The Fashion Industry’s Dirty Laundry
The Gryphon explores the implications of the fashion industry using its power to exploit people from underprivileged backgrounds to produce ‘affordable’ clothing, as well as its detrimental impact on the environment.
The message that we are all destroying the planet through overconsumption has never rung louder than it does today. On the surface, it feels like change is in the air. Wetherspoons uses paper straws, almost every other person these days seems to be a vegetarian and more of us are finally separating our paper from our plastics. For some reason, these attitudes are not yet reflected in our approach to fashion.
The fashion industry has been growing relentlessly for decades and shows no signs of slowing down just yet. Previously, there were two fashion seasons per year. Now, there are over 52, with certain retailers releasing multiple new collections each week. Our wardrobes are bursting with cheap clothes, half of which we have no intention of wearing more than once or twice. We view our clothes as disposable without thinking twice about the damage done to the planet, communities around the world, or the people working long days in hazardous factories for barely any money.

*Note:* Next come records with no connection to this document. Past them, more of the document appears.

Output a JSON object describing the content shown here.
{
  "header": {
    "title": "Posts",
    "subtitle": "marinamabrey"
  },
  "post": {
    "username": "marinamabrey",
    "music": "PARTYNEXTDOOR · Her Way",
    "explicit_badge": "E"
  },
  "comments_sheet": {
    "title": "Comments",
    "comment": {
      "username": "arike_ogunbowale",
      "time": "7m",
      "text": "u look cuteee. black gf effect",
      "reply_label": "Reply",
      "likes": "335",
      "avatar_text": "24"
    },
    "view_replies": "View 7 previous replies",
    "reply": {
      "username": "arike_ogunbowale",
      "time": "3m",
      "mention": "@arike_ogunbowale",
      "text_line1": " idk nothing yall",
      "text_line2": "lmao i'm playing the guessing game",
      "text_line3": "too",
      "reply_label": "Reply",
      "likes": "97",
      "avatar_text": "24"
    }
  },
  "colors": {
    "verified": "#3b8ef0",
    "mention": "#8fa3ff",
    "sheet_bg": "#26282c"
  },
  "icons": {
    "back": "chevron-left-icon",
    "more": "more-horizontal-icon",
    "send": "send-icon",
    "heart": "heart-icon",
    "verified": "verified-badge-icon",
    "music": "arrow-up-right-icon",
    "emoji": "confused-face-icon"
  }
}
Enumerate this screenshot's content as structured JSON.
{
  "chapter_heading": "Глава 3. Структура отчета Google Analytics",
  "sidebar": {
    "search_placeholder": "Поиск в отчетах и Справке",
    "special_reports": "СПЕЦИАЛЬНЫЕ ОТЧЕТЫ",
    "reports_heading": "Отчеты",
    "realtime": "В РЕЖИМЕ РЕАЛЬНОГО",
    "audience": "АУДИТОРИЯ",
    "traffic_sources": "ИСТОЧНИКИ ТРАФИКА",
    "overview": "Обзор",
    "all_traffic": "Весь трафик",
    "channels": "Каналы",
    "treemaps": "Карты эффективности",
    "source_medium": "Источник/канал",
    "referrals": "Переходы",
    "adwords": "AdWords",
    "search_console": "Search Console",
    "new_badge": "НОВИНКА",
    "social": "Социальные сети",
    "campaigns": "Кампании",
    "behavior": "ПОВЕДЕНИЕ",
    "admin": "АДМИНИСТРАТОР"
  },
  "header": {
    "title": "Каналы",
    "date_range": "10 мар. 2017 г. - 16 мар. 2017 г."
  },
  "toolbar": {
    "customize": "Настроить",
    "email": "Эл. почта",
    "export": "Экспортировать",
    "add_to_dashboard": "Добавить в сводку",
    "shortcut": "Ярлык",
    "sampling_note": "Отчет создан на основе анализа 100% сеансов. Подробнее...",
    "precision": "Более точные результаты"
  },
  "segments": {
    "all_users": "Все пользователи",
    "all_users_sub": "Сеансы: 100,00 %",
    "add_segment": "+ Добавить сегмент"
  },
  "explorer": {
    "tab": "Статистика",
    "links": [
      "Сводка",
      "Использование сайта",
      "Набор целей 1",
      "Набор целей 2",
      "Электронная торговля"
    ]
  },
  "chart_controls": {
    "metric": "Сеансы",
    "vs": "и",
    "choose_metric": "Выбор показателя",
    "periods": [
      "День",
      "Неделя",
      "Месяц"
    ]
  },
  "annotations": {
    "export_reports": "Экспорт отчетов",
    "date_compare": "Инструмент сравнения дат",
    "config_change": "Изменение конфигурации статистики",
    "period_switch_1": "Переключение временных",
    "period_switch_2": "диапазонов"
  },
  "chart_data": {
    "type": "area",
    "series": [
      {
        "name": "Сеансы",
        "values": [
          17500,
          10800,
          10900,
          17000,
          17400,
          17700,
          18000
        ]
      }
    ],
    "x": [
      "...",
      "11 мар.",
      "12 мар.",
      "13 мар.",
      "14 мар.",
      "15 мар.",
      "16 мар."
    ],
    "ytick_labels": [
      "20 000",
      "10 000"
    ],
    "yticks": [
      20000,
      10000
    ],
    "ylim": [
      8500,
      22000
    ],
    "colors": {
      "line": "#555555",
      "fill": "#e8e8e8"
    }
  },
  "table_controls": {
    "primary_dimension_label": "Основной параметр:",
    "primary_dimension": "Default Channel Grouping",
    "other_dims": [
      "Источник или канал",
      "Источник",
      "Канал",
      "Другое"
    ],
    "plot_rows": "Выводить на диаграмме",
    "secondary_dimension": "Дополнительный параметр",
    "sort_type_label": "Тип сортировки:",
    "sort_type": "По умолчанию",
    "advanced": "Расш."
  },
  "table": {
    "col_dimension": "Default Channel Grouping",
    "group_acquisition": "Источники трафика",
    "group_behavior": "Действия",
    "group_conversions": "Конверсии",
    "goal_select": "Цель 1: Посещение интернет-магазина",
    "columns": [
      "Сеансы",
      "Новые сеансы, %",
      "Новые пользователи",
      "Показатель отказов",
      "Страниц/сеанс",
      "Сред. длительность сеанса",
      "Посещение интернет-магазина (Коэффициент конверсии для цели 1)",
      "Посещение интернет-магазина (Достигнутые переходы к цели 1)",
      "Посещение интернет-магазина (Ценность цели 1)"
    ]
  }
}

Every single one of us needs to look through our wardrobes and face up to where our favourite brands are sourcing their clothes. If your wardrobes are anything like mine, the shameful reality is that our clothes all contain the same labels: Made in Bangladesh, Made in Indonesia, Made in Vietnam, Made in Honduras. Considering the cost of cheap clothes for those who produce them, it is incomprehensible that we can buy clothes on the high street for less than £10 and call it ‘guilt-free shopping’.
The root of the problem is the price of clothes. Western brands are increasingly selling clothes as cheaply as possible to keep up with the competitive market. The overseas factories know that if they are not able to supply their clothes at the lowest price then companies will buy elsewhere.
As a result of this, in attempts to not lose any business, sweatshops force their employees to work for the lowest possible wage. It is shocking and embarrassing that a sales assistant on the shop floor in Primark, H&M or Topshop makes in less than 3 hours the monthly wages of the person who actually makes the clothes. There is clearly no other reason for the outsourcing of clothes to developing countries other than the cheap labour and lack of regulation – surely we know this? It seems quite convenient that we choose to dissociate our clothes with the dark side of the fashion industry, but on a daily basis, we are supporting an industry that strips people of their basic human rights and we are seemingly indifferent to it.
The disgracefully low wages are not even the half of it. Time and time again, the factories that make our clothes set on fire, collapse and kill thousands of individuals. In 2012, a 7-storey factory fire in Bangladesh killed 112 people. One survivor spoke at a Washington conference urging that it was only a matter of time before the next tragedy struck. Two weeks later, Rana Plaza collapsed.
The Rana Plaza collapse of 2013 killed over 1100 of its employees. Blame for the collapse of the eight-storey building fell on the 38 people who were charged with murder in association with the collapse.
However, even The Economist argued that the Bangladeshi government was at fault due to its failure to enforce health and safety laws. The Rana Plaza factory, which has been known to supply brands such as Primark and Mango, took safety shortcuts because they knew that western retailers would move production elsewhere if they were late on delivery or missed a day of production. Retailers know this and exploit it.
Another culprit that is responsible for the horrendously unsafe working conditions is the brands, due to the amount of pressure they put on factories in the first place. Less than a month after the Rana Plaza collapse, a floor piled with material collapsed in a garment factory in Cambodia, further adding to the fashion industry’s death toll. These are not isolated incidents. They are inevitable. Clearly, our addictive consumer behaviour is not just ripping people off, it is killing them.
At the moment, very little is being done to try and resolve this massive issue. Any attempts by sweatshop employees to form trade unions are being shut down by the factories, most frequently through violence. Governments are dismissive of the problem and the brands themselves inexcusably refuse to comment. A number of companies have begun to implement ethical lines of clothing, such as H&M’s ‘Conscious’ range. In general, these programmes lack transparency, are not credible and so far, are having little effect.
Legislation is not being passed to solve this problem and so the only way to effect change is if it comes from us, the consumer. It is time to look at which companies will accept blood on their labels and call them out for it. Our attitudes need to change. We must vote with our feet and stop supporting these brands so that they feel pressured to change the way they are producing clothes. From an environmental viewpoint, the fast fashion industry has devastating effects on the planet that are impossible to sustain.
Without a doubt, we are going to see big changes in the way we consume clothes over the next decade, but whether this will be in time or not is a completely different question. Either way, a change in our attitudes cannot come soon enough.